Freezing weather in the US has stalled some production and boosted energy demand, sending US gas prices up 8 per cent to four-year highs.
ETF Securities head of research Nicholas Brooks says it appears investors think the price has bounced too far, with large outflows from long natural gas ETPs to short ones.
Long natural gas ETPs lost $18m (£10.9m) in outflows last week while $6m went into ETF Securities’ Daily Short Natural Gas ETP.
Capital Economics commodities economist Tom Pugh says the latest jump to more than $5 per million British thermal units is likely to be short lived.
The price spike is the highest since early 2010.
“Of course, the main reason for this sharp rise in prices is the surge in demand for heating due to the very cold weather in the US,” he explains.
“However, the cold weather has also disrupted production by freezing drilling equipment. This has squeezed supplies at the same time as demand has surged, leading to significantly higher withdrawals from underground storage than usual for this time of year.”
Pugh expects the price to remain elevated for the first quarter at least, while the cold temperatures remain.
Once winter ends he expects the price to fall to $4 a MMBtu, which is reinforced by the futures market, he says.
However, he believes a sustained increase in the price of gas is likely from next year.
Pugh cites increased demand because of emissions legislation squeezing new coal power plants and the growing use of natural gas in trucks, ships and home heating.
Since 2012 production has flattened out: 80 per cent of drilling rigs in the US are searching for oil because of its more attractive price.

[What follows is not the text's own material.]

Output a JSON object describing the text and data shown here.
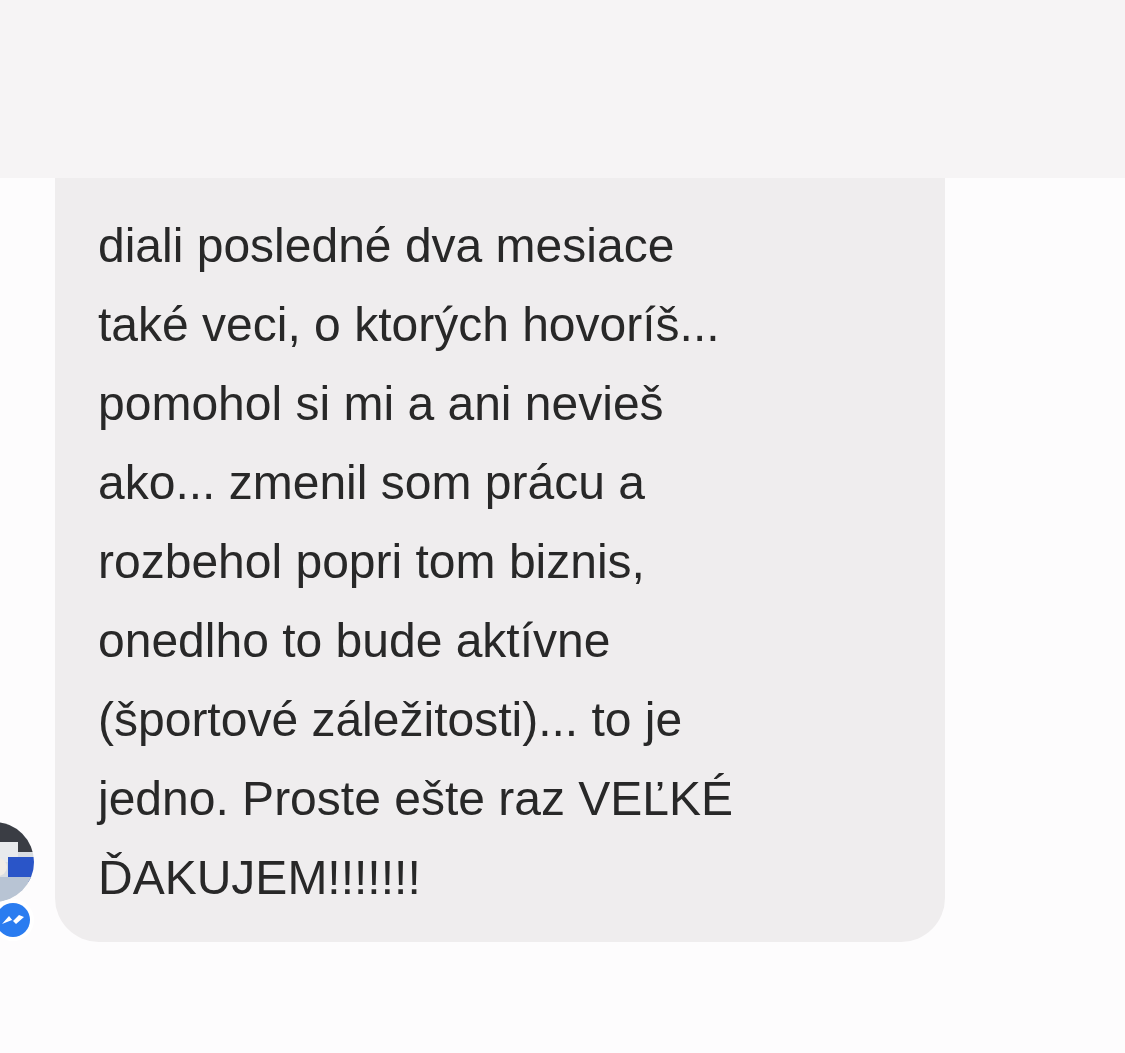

That will be boosted further by exports of US shale gas to markets with much higher gas prices, such as Asia and Europe, which could begin toward the end of 2015, he adds.